ISA of the week - Cheshire Building Society
The Direct Cash ISA gives you the flexibility of putting money away and withdrawing it whenever you want without penalty. It also has a low starting deposit of £1,000 and therefore is ideal for savers with a small pot to put away.
Although it's at the top of the charts, it is important to note that this account includes a bonus of 2.5% that will end on 30 September 2013 - at that point you should look to move the money elsewhere.
The account doesn't accept ISA transfers and it can only be operated by post, making it less flexible than similar accounts from the AA and NatWest. However, these both ask for higher initial deposits.
If you want to benefit from this year's £5,430 tax-free cash allowance then you'll need to send a cheque to the Cheshire BS by the 5 April to open the account.
If you're still hunting for a home for this year's ISA allowance and you need regular access to your cash, this is a good account to use. However, it can only be operated by post so if you would prefer an online account the instant-access ISA from the AA on the same rate may be a better choice - although this needs an initial deposit of £2,500.
There are also better rates available if you don't need to access your money early, such as Cheshire's 18-month ISA on 4% - but you won't be able to get your hands on the cash until it expires.
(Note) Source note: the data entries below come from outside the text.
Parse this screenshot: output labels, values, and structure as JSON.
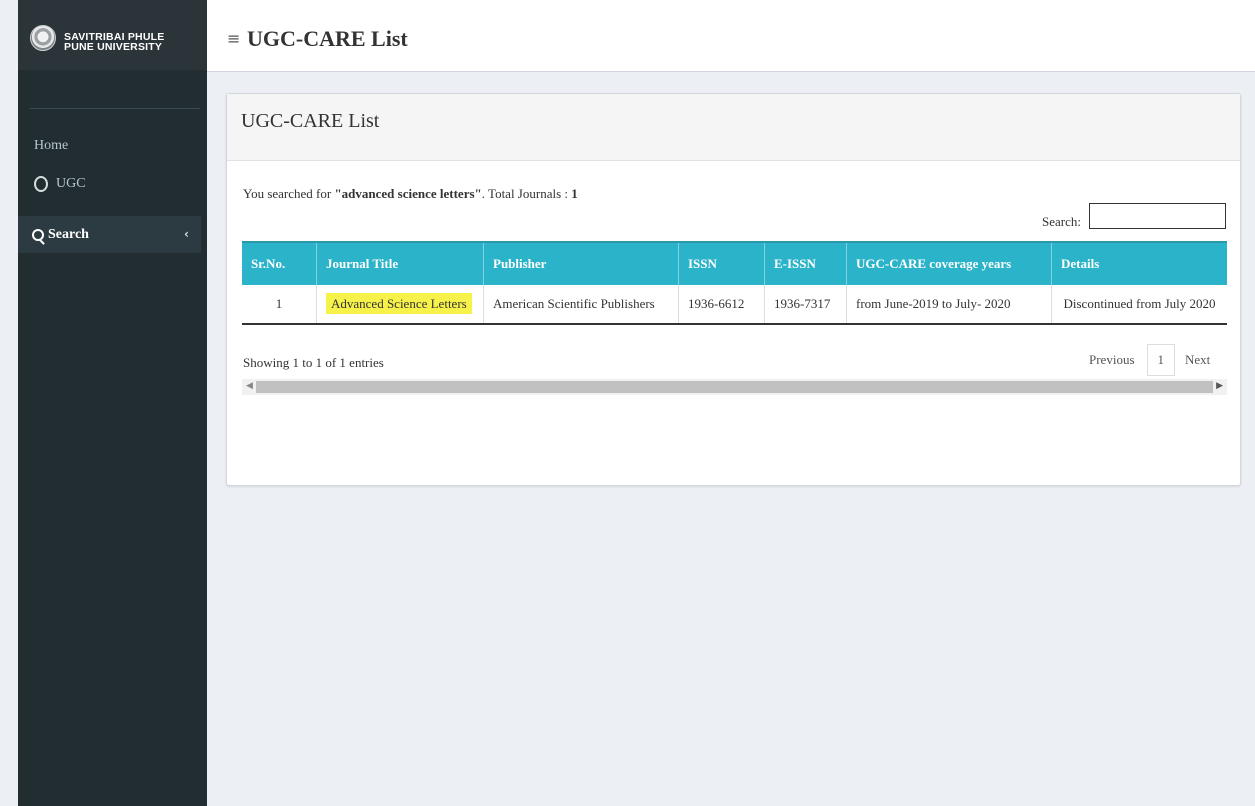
{
  "brand": {
    "line1": "SAVITRIBAI PHULE",
    "line2": "PUNE UNIVERSITY"
  },
  "sidebar": {
    "home": "Home",
    "ugc": "UGC",
    "search": "Search"
  },
  "header": {
    "title": "UGC-CARE List"
  },
  "box": {
    "title": "UGC-CARE List",
    "search_prefix": "You searched for ",
    "search_term": "\"advanced science letters\"",
    "search_suffix": ". Total Journals : ",
    "total": "1",
    "search_label": "Search:",
    "search_value": ""
  },
  "table": {
    "headers": [
      "Sr.No.",
      "Journal Title",
      "Publisher",
      "ISSN",
      "E-ISSN",
      "UGC-CARE coverage years",
      "Details"
    ],
    "rows": [
      {
        "sr": "1",
        "title": "Advanced Science Letters",
        "publisher": "American Scientific Publishers",
        "issn": "1936-6612",
        "eissn": "1936-7317",
        "coverage": "from June-2019 to July- 2020",
        "details": "Discontinued from July 2020"
      }
    ]
  },
  "footer": {
    "showing": "Showing 1 to 1 of 1 entries",
    "previous": "Previous",
    "page": "1",
    "next": "Next"
  }
}
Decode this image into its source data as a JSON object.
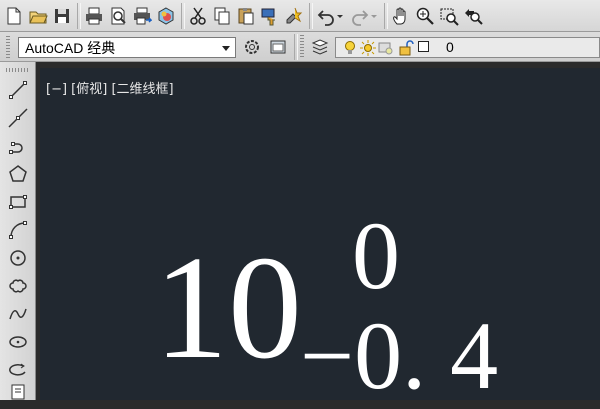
{
  "toolbar": {
    "standard_icons": [
      "new-file-icon",
      "open-folder-icon",
      "save-icon",
      "print-icon",
      "print-preview-icon",
      "publish-icon",
      "plot-3d-icon",
      "cut-icon",
      "copy-icon",
      "paste-icon",
      "match-properties-icon",
      "block-editor-icon",
      "undo-icon",
      "undo-dropdown-icon",
      "redo-icon",
      "redo-dropdown-icon",
      "pan-hand-icon",
      "zoom-realtime-icon",
      "zoom-window-icon",
      "zoom-previous-icon"
    ]
  },
  "workspace": {
    "selected": "AutoCAD 经典"
  },
  "layer": {
    "current_name": "0"
  },
  "draw_tools": [
    "line-icon",
    "construction-line-icon",
    "polyline-icon",
    "polygon-icon",
    "rectangle-icon",
    "arc-icon",
    "circle-icon",
    "revision-cloud-icon",
    "spline-icon",
    "ellipse-icon",
    "ellipse-arc-icon",
    "insert-block-icon"
  ],
  "canvas": {
    "viewport_label": "[−] [俯视] [二维线框]",
    "main_text": "10",
    "upper_tolerance": "0",
    "lower_tolerance": "−0. 4"
  },
  "colors": {
    "canvas_background": "#212830",
    "toolbar_background": "#dcdcdc",
    "text": "#ffffff"
  }
}
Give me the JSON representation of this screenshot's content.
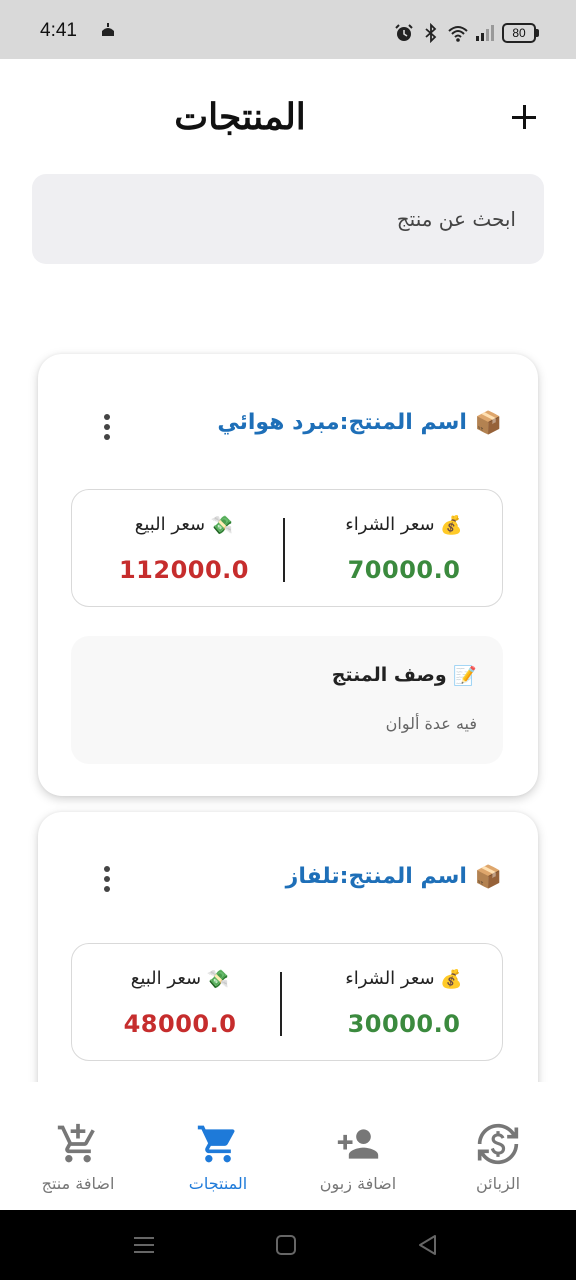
{
  "status_bar": {
    "time": "4:41",
    "battery": "80",
    "icons": [
      "mosque-icon",
      "alarm-icon",
      "bluetooth-icon",
      "wifi-icon",
      "signal-icon",
      "battery-icon"
    ]
  },
  "header": {
    "title": "المنتجات",
    "add_icon": "plus-icon"
  },
  "search": {
    "placeholder": "ابحث عن منتج"
  },
  "products": [
    {
      "name": "اسم المنتج:مبرد هوائي",
      "name_icon": "package-icon",
      "buy_label": "سعر الشراء",
      "buy_icon": "money-bag-icon",
      "buy_price": "70000.0",
      "sell_label": "سعر البيع",
      "sell_icon": "money-wings-icon",
      "sell_price": "112000.0",
      "desc_title": "وصف المنتج",
      "desc_icon": "memo-icon",
      "desc_text": "فيه عدة ألوان"
    },
    {
      "name": "اسم المنتج:تلفاز",
      "name_icon": "package-icon",
      "buy_label": "سعر الشراء",
      "buy_icon": "money-bag-icon",
      "buy_price": "30000.0",
      "sell_label": "سعر البيع",
      "sell_icon": "money-wings-icon",
      "sell_price": "48000.0"
    }
  ],
  "bottom_nav": {
    "items": [
      {
        "label": "اضافة منتج",
        "icon": "add-cart-icon",
        "active": false
      },
      {
        "label": "المنتجات",
        "icon": "cart-icon",
        "active": true
      },
      {
        "label": "اضافة زبون",
        "icon": "add-person-icon",
        "active": false
      },
      {
        "label": "الزبائن",
        "icon": "currency-exchange-icon",
        "active": false
      }
    ]
  },
  "colors": {
    "accent": "#1e7ad9",
    "title_blue": "#1e6fb8",
    "buy_green": "#3b8a3e",
    "sell_red": "#c62d2d",
    "search_bg": "#efeff2"
  }
}
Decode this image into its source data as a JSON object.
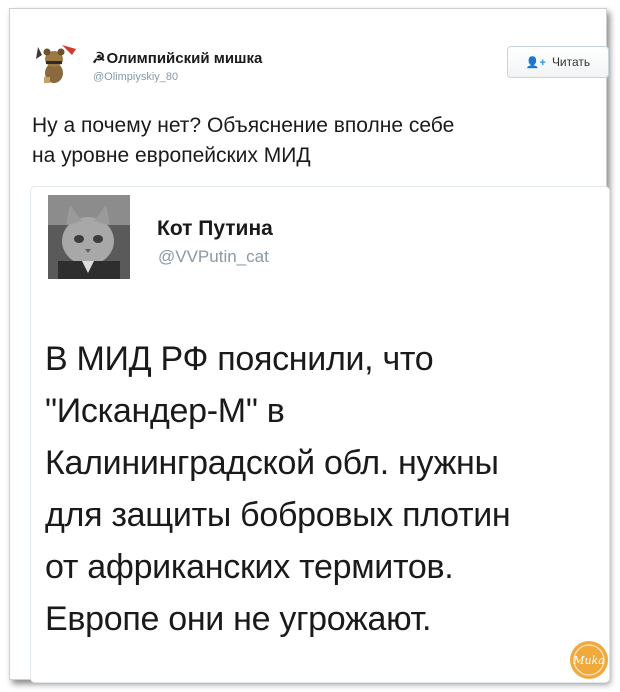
{
  "author": {
    "party_icon": "☭",
    "name": "Олимпийский мишка",
    "handle": "@Olimpiyskiy_80"
  },
  "follow_button": {
    "icon": "👤+",
    "label": "Читать"
  },
  "tweet": {
    "text_line1": "Ну а почему нет? Объяснение вполне себе",
    "text_line2": "на уровне европейских МИД"
  },
  "quoted": {
    "name": "Кот Путина",
    "handle": "@VVPutin_cat",
    "lines": [
      "В МИД РФ пояснили, что",
      "\"Искандер-М\" в",
      "Калининградской обл. нужны",
      "для защиты бобровых плотин",
      "от африканских термитов.",
      "Европе они не угрожают."
    ]
  },
  "watermark": {
    "text": "Muka",
    "color": "#f2a93b"
  },
  "colors": {
    "link_blue": "#2b9be3",
    "muted": "#8899a6"
  }
}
In addition, the account doesn't allow transfer ins, which is no good if you'd like to move an old cash ISA.
There's also the bonus rate to watch out for. Although is not uncommon for an account that have a bonus attached, it adds an extra hassle factor as you'll need to change accounts when the bonus expires to stop the interest rate plummeting.
There are limits to how much you can invest in any tax year. For 2011/12, the limit is £10,680. Of that, the maximum you can invest in cash is £5,340 and the balance of £5,340 can be invested in shares (individual company shares or investment funds). If you don’t take the cash ISA allowance, you can invest up to £10,680 into a stocks and shares ISA.
Invidivual Savings Accounts were introduced on 6 April 1999 to replace personal equity plans (PEPs) and tax-exempt special savings accounts (TESSAs) with one plan that covered both stockmarket and savings products, the returns from which are tax-exempt. The ISA is not in itself an investment product. Rather, it’s a tax-free “wrapper” in which you place investments and savings up to a specified annual allowance where the returns (capital growth, dividends, interest) are tax-exempt (you don’t have to declare ISAs and their contents on your tax return). However, any dividends are taxed within the investment, and that can’t be reclaimed.
This is a mutual organisation owned by its members and not by shareholders. These societies offer a range of financial services but have historically concentrated on taking deposits from savers and lending the money to borrowers as mortgages, hence the name. In the mid-1990s many societies “demutualised” and became banks. One academic study (Heffernan, 2003) found demutualised societies’ pricing on deposits and mortgages was more favourable to shareholders than to customers, with the remaining mutual building societies offering consistently better rates. In 1900, there were 2,286 building societies in the UK; in 2011, there are just 51.